- Dobbs-Dixon & Lin (2007) Dobbs-Dixon, I., & Lin, D. N. C. 2007, ArXiv e-prints, 704, arXiv:0704.3269
- Fischer et al. (2007) Fischer, D. A., et al. 2007, ArXiv e-prints, 704, arXiv:0704.1191
- Gillon et al. (2007) Gillon, M., et al. 2007, A&A, 472, L13
- Giménez (2006) Giménez, A. 2006, A&A, 450, 1231
- Goldreich & Peale (1968) Goldreich, P., & Peale, S. J. 1968, ARA&A, 6, 287
- Henry et al. (2000) Henry, G. W., Marcy, G. W., Butler, R. P., & Vogt, S. S. 2000, ApJ, 529, L41
- Hut (1981) Hut, P. 1981, A&A, 99, 126
- Langton & Laughlin (2007) Langton, J., & Laughlin, G. 2007, ApJ, 657, L113
- Marzari & Weidenschilling (2002) Marzari, F., & Weidenschilling, S. J. 2002, Icarus, 156, 570
- Marzari & Barbieri (2007a) Marzari, F., & Barbieri, M. 2007a, A&A, 467, 347
- Marzari & Barbieri (2007b) Marzari, F., & Barbieri, M. 2007b, A&A, 472, 643
- Papaloizou & Ivanov (2005) Papaloizou, J. C. B., & Ivanov, P. B. 2005, MNRAS, 364, L66
- Perryman & ESA (1997) Perryman, M. A. C., & ESA 1997, ESA Special Publication, 1200
- Press et al. (1992) Press, W. H., et al. 1992, Cambridge: University Press, —c1992, 2nd ed.
- Seagroves et al. (2003) Seagroves, S., et al. 2003, PASP, 115, 1355

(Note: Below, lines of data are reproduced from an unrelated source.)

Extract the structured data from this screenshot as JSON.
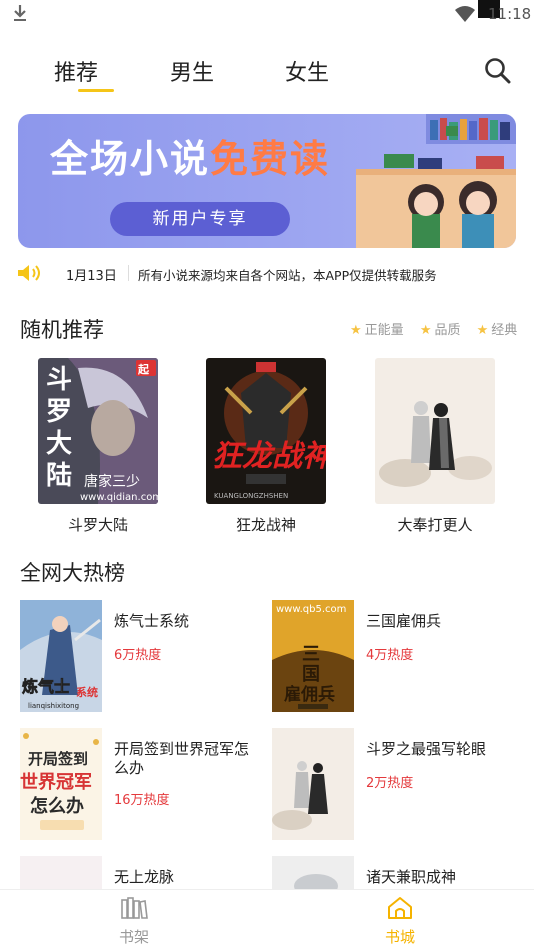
{
  "status": {
    "time": "11:18"
  },
  "tabs": [
    {
      "label": "推荐"
    },
    {
      "label": "男生"
    },
    {
      "label": "女生"
    }
  ],
  "banner": {
    "title_white": "全场小说",
    "title_highlight": "免费读",
    "cta": "新用户专享"
  },
  "notice": {
    "date": "1月13日",
    "message": "所有小说来源均来自各个网站，本APP仅提供转载服务"
  },
  "random": {
    "title": "随机推荐",
    "tags": [
      "正能量",
      "品质",
      "经典"
    ],
    "books": [
      {
        "name": "斗罗大陆"
      },
      {
        "name": "狂龙战神"
      },
      {
        "name": "大奉打更人"
      }
    ]
  },
  "hot": {
    "title": "全网大热榜",
    "books": [
      {
        "name": "炼气士系统",
        "heat": "6万热度"
      },
      {
        "name": "三国雇佣兵",
        "heat": "4万热度"
      },
      {
        "name": "开局签到世界冠军怎么办",
        "heat": "16万热度"
      },
      {
        "name": "斗罗之最强写轮眼",
        "heat": "2万热度"
      },
      {
        "name": "无上龙脉",
        "heat": ""
      },
      {
        "name": "诸天兼职成神",
        "heat": ""
      }
    ]
  },
  "covers": {
    "douluo": {
      "side_text": "斗罗大陆",
      "url": "www.qidian.com",
      "author": "唐家三少"
    },
    "kuanglong": {
      "title": "狂龙战神",
      "sub": "KUANGLONGZHSHEN"
    },
    "lianqi": {
      "title": "炼气士",
      "badge": "系统",
      "pinyin": "lianqishixitong"
    },
    "sanguo": {
      "url": "www.qb5.com",
      "title": "三国雇佣兵"
    },
    "kaiju": {
      "title1": "开局签到",
      "title2": "世界冠军",
      "title3": "怎么办"
    }
  },
  "bottom_nav": [
    {
      "label": "书架"
    },
    {
      "label": "书城"
    }
  ],
  "colors": {
    "accent": "#f5c518",
    "heat": "#e4393c",
    "banner": "#8d97ec"
  }
}
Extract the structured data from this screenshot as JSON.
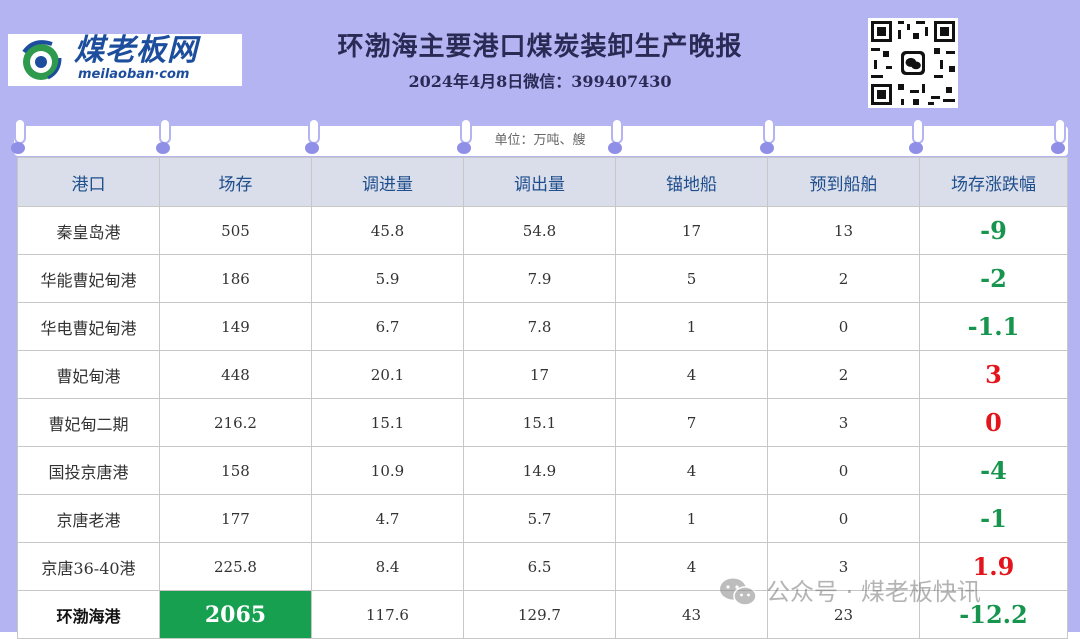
{
  "header": {
    "logo_cn": "煤老板网",
    "logo_en": "meilaoban·com",
    "title": "环渤海主要港口煤炭装卸生产晚报",
    "subtitle": "2024年4月8日微信：399407430"
  },
  "table": {
    "unit": "单位：万吨、艘",
    "headers": [
      "港口",
      "场存",
      "调进量",
      "调出量",
      "锚地船",
      "预到船舶",
      "场存涨跌幅"
    ],
    "rows": [
      {
        "port": "秦皇岛港",
        "stock": "505",
        "in": "45.8",
        "out": "54.8",
        "anchor": "17",
        "expected": "13",
        "change": "-9",
        "direction": "down"
      },
      {
        "port": "华能曹妃甸港",
        "stock": "186",
        "in": "5.9",
        "out": "7.9",
        "anchor": "5",
        "expected": "2",
        "change": "-2",
        "direction": "down"
      },
      {
        "port": "华电曹妃甸港",
        "stock": "149",
        "in": "6.7",
        "out": "7.8",
        "anchor": "1",
        "expected": "0",
        "change": "-1.1",
        "direction": "down"
      },
      {
        "port": "曹妃甸港",
        "stock": "448",
        "in": "20.1",
        "out": "17",
        "anchor": "4",
        "expected": "2",
        "change": "3",
        "direction": "up"
      },
      {
        "port": "曹妃甸二期",
        "stock": "216.2",
        "in": "15.1",
        "out": "15.1",
        "anchor": "7",
        "expected": "3",
        "change": "0",
        "direction": "up"
      },
      {
        "port": "国投京唐港",
        "stock": "158",
        "in": "10.9",
        "out": "14.9",
        "anchor": "4",
        "expected": "0",
        "change": "-4",
        "direction": "down"
      },
      {
        "port": "京唐老港",
        "stock": "177",
        "in": "4.7",
        "out": "5.7",
        "anchor": "1",
        "expected": "0",
        "change": "-1",
        "direction": "down"
      },
      {
        "port": "京唐36-40港",
        "stock": "225.8",
        "in": "8.4",
        "out": "6.5",
        "anchor": "4",
        "expected": "3",
        "change": "1.9",
        "direction": "up"
      }
    ],
    "total": {
      "port": "环渤海港",
      "stock": "2065",
      "in": "117.6",
      "out": "129.7",
      "anchor": "43",
      "expected": "23",
      "change": "-12.2",
      "direction": "down"
    }
  },
  "watermark": {
    "text": "公众号 · 煤老板快讯",
    "icon": "wechat-icon"
  },
  "colors": {
    "background": "#b4b4f3",
    "header_row": "#d9deea",
    "header_text": "#1f4e8c",
    "decrease": "#17944d",
    "increase": "#e3141b",
    "total_highlight": "#17a050",
    "logo_blue": "#1d4e9e"
  },
  "icons": {
    "logo": "meilaoban-logo-icon",
    "qr": "wechat-qr-code-icon"
  }
}
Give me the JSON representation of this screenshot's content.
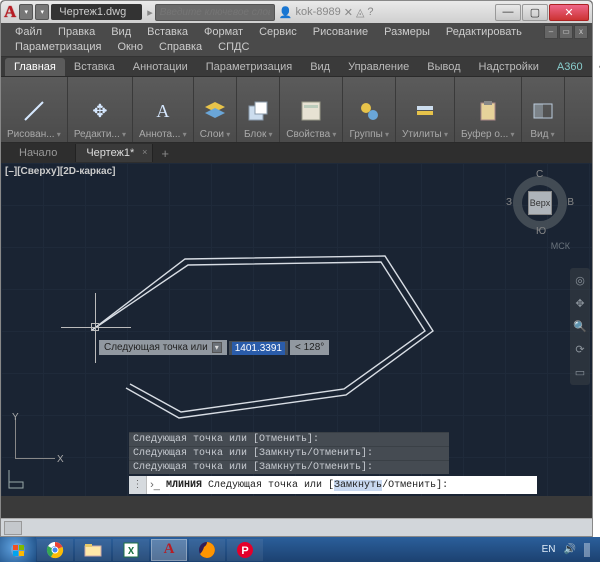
{
  "titlebar": {
    "doc_name": "Чертеж1.dwg",
    "search_placeholder": "Введите ключевое слово/фразу",
    "user": "kok-8989"
  },
  "win_controls": {
    "min": "—",
    "max": "▢",
    "close": "✕"
  },
  "menubar": {
    "row1": [
      "Файл",
      "Правка",
      "Вид",
      "Вставка",
      "Формат",
      "Сервис",
      "Рисование",
      "Размеры",
      "Редактировать"
    ],
    "row2": [
      "Параметризация",
      "Окно",
      "Справка",
      "СПДС"
    ]
  },
  "ribbon_tabs": [
    "Главная",
    "Вставка",
    "Аннотации",
    "Параметризация",
    "Вид",
    "Управление",
    "Вывод",
    "Надстройки",
    "A360"
  ],
  "ribbon_panels": [
    {
      "label": "Рисован...",
      "icon": "line"
    },
    {
      "label": "Редакти...",
      "icon": "move"
    },
    {
      "label": "Аннота...",
      "icon": "text-A"
    },
    {
      "label": "Слои",
      "icon": "layers"
    },
    {
      "label": "Блок",
      "icon": "block"
    },
    {
      "label": "Свойства",
      "icon": "props"
    },
    {
      "label": "Группы",
      "icon": "groups"
    },
    {
      "label": "Утилиты",
      "icon": "utils"
    },
    {
      "label": "Буфер о...",
      "icon": "clip"
    },
    {
      "label": "Вид",
      "icon": "view"
    }
  ],
  "file_tabs": {
    "inactive": "Начало",
    "active": "Чертеж1*"
  },
  "viewport_label": "[–][Сверху][2D-каркас]",
  "viewcube": {
    "face": "Верх",
    "n": "С",
    "s": "Ю",
    "e": "В",
    "w": "З",
    "wcs": "МСК"
  },
  "ucs": {
    "x": "X",
    "y": "Y"
  },
  "dynamic_input": {
    "prompt": "Следующая точка или",
    "distance": "1401.3391",
    "angle": "< 128°"
  },
  "cmd_history": [
    "Следующая точка или [Отменить]:",
    "Следующая точка или [Замкнуть/Отменить]:",
    "Следующая точка или [Замкнуть/Отменить]:"
  ],
  "cmd_line": {
    "cmd": "МЛИНИЯ",
    "rest": " Следующая точка или [",
    "opt": "Замкнуть",
    "rest2": "/Отменить]:"
  },
  "taskbar": {
    "apps": [
      "chrome",
      "explorer",
      "excel",
      "autocad",
      "firefox",
      "p"
    ],
    "lang": "EN"
  }
}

- Shankland et al. (2006) Shankland, P. D., et al. 2006, ApJ, 653, 700
- Wu & Murray (2003) Wu, Y., & Murray, N. 2003, ApJ, 589, 605